The main gauge pod looks fine and the manual tilt/telescope steering wheel includes four arrow control pads on each hub to adjust the screens you see in that pod. All worked fine, although you’re safest to set all gauge selections before you put the car in motion.
There’s also the requisite large touchscreen radio and navigation screen. It works well and the touches there are simple as its buttons are reasonably sized. I like that Ford also puts modest sized knobs below the screen for radio volume and tuning.
But the flat touch-activated controls for the climate controls, some radio functions and defrost systems can be tricky. Not a problem so much in summer, except that you must be precise in exactly where you touch on the flat center stack’s surface. But past experience has shown me those touch-activated buttons rarely work when you’re wearing gloves. That can be a concern in Wisconsin where gloves can be needed up to six months each year.
Fusion’s interior is quiet though and pleasant to ride in. Seats in the test car were black leather with gray stitching and the front buckets were well formed. Bottom cushions are mildly contoured but the seat backs are more seriously bolstered to help keep you in place during tight turns. The driver’s seat also is powered and there’s a power lumbar support and three memory setting also up on the driver’s door.
Sadly the passenger’s seat in this $40,000 car is manual and sits way too low. Both men and women passengers complained, immediately when sitting in the seat that they wanted it much higher. Their view and their comfort was compromised. Back seat room and comfort is good though, so be sure your regular front seat passengers are happy with the low-rider position before buying a Fusion.
Note that you also may be using that rear seat for luggage if you are taking a trip. The trunk is just 8.2 cubic feet, due to the hybrid battery system that takes up much of the normally generous Fusion trunk. A couple small soft-sided bags, or groceries, will fit in the trunk as it’s wide, but narrow in depth.
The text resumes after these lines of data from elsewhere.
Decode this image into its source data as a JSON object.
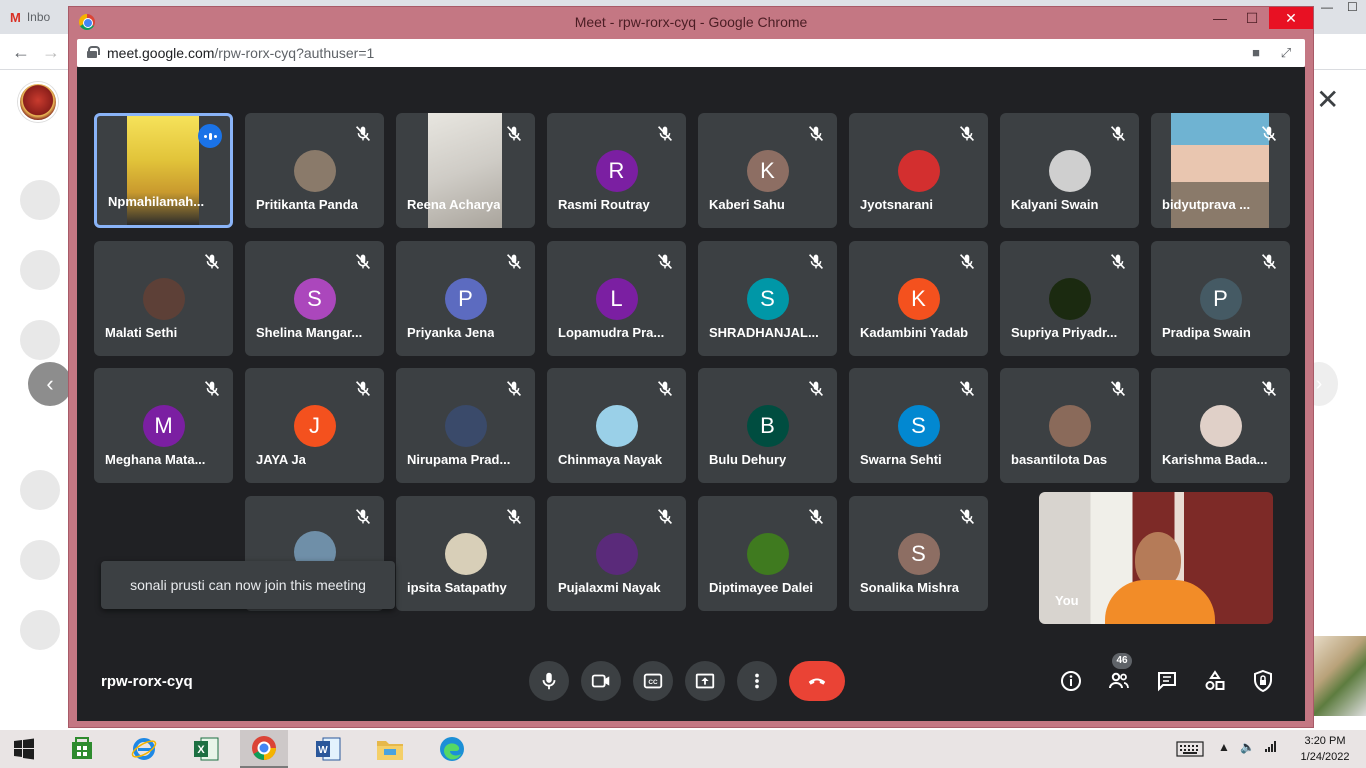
{
  "background_tab": {
    "label": "Inbo"
  },
  "window": {
    "title": "Meet - rpw-rorx-cyq - Google Chrome"
  },
  "address": {
    "host": "meet.google.com",
    "path": "/rpw-rorx-cyq?authuser=1"
  },
  "meeting": {
    "code": "rpw-rorx-cyq",
    "participant_count": "46"
  },
  "toast": {
    "text": "sonali prusti can now join this meeting"
  },
  "self_view": {
    "label": "You"
  },
  "participants": [
    {
      "name": "Npmahilamah...",
      "type": "video",
      "speaking": true
    },
    {
      "name": "Pritikanta Panda",
      "type": "photo",
      "color": "#8a7a6a"
    },
    {
      "name": "Reena Acharya",
      "type": "video"
    },
    {
      "name": "Rasmi Routray",
      "type": "letter",
      "initial": "R",
      "color": "#7b1fa2"
    },
    {
      "name": "Kaberi Sahu",
      "type": "letter",
      "initial": "K",
      "color": "#8d6e63"
    },
    {
      "name": "Jyotsnarani",
      "type": "photo",
      "color": "#d32f2f"
    },
    {
      "name": "Kalyani Swain",
      "type": "photo",
      "color": "#cfcfcf"
    },
    {
      "name": "bidyutprava ...",
      "type": "video"
    },
    {
      "name": "Malati Sethi",
      "type": "photo",
      "color": "#5d4037"
    },
    {
      "name": "Shelina Mangar...",
      "type": "letter",
      "initial": "S",
      "color": "#ab47bc"
    },
    {
      "name": "Priyanka Jena",
      "type": "letter",
      "initial": "P",
      "color": "#5c6bc0"
    },
    {
      "name": "Lopamudra Pra...",
      "type": "letter",
      "initial": "L",
      "color": "#7b1fa2"
    },
    {
      "name": "SHRADHANJAL...",
      "type": "letter",
      "initial": "S",
      "color": "#0097a7"
    },
    {
      "name": "Kadambini Yadab",
      "type": "letter",
      "initial": "K",
      "color": "#f4511e"
    },
    {
      "name": "Supriya Priyadr...",
      "type": "photo",
      "color": "#1b2a10"
    },
    {
      "name": "Pradipa Swain",
      "type": "letter",
      "initial": "P",
      "color": "#455a64"
    },
    {
      "name": "Meghana Mata...",
      "type": "letter",
      "initial": "M",
      "color": "#7b1fa2"
    },
    {
      "name": "JAYA Ja",
      "type": "letter",
      "initial": "J",
      "color": "#f4511e"
    },
    {
      "name": "Nirupama Prad...",
      "type": "photo",
      "color": "#3a4a6a"
    },
    {
      "name": "Chinmaya Nayak",
      "type": "photo",
      "color": "#9ad0e8"
    },
    {
      "name": "Bulu Dehury",
      "type": "letter",
      "initial": "B",
      "color": "#004d40"
    },
    {
      "name": "Swarna Sehti",
      "type": "letter",
      "initial": "S",
      "color": "#0288d1"
    },
    {
      "name": "basantilota Das",
      "type": "photo",
      "color": "#8a6a5a"
    },
    {
      "name": "Karishma Bada...",
      "type": "photo",
      "color": "#e0d0c8"
    },
    {
      "name": "",
      "type": "photo",
      "color": "#6f8fa8"
    },
    {
      "name": "ipsita Satapathy",
      "type": "photo",
      "color": "#d8cfb8"
    },
    {
      "name": "Pujalaxmi Nayak",
      "type": "photo",
      "color": "#5a2a7a"
    },
    {
      "name": "Diptimayee Dalei",
      "type": "photo",
      "color": "#3f7a1f"
    },
    {
      "name": "Sonalika Mishra",
      "type": "letter",
      "initial": "S",
      "color": "#8d6e63"
    }
  ],
  "controls": {
    "mic": "microphone-icon",
    "camera": "camera-icon",
    "captions": "captions-icon",
    "present": "present-icon",
    "more": "more-options-icon",
    "hangup": "hang-up-icon"
  },
  "right_controls": [
    "info-icon",
    "people-icon",
    "chat-icon",
    "activities-icon",
    "host-controls-icon"
  ],
  "taskbar": {
    "time": "3:20 PM",
    "date": "1/24/2022"
  }
}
The test car added just two options, a reverse sensing system for $295 and the navigation system for $795. I thought nav was getting to be standard on up-level cars, which the Energi is, at least by price.
A few other points to ponder. There’s no sunroof here, but the sun visors slide. There’s also an inside trunk and fuel-door release along with automatic lights and fog lights. The Energi is started with a key, which folds down into a quite large key fob. Fusion also has a large open console area in front of the console-mounted shifter and a big padded storage box/armrest between the front seats. In addition, the driver’s seat powers back once the car’s ignition is turned off, making for easier vehicle exits.
Fusion comes in many different models, including four engine choices, all 4-cylinders, three of them turbocharged for power, but better fuel economy. A standard hybrid model also is available.
So if you like the styling, a buyer has many options with a wide range of pricing. The Energi models are near the top.
Stats: 2014 Ford Fusion Energi SE
Hits: Excellent gas mileage and sporty looks. Good handling and ride with comfortable seats, attractive dash and gauges, plus easy plug-in hybrid system.
Misses: Extremely small trunk, lackluster acceleration and the passenger’s seat sits much too low. Touch controls for climate, radio and defrost systems can be tricky in winter.
Made in: Hermosillo, Mexico
Engine: 2.0-liter IVCT I4 HEV, 188 hp
Weight: 3,913 lbs.
Wheelbase: 112.2 in.
Length: 191.8 in.
Cargo: 8.2 cu.ft.
MPG: 43/88 (gas only/electric & gas, EPA)
MPG: 45.2 (tested)
Base Price: $38,700
Dealer’s Price: $32,836
Reverse sensing system $295
Test vehicle: $40,585
Sources: Ford, www.kbb.com
Photos: Mark Savage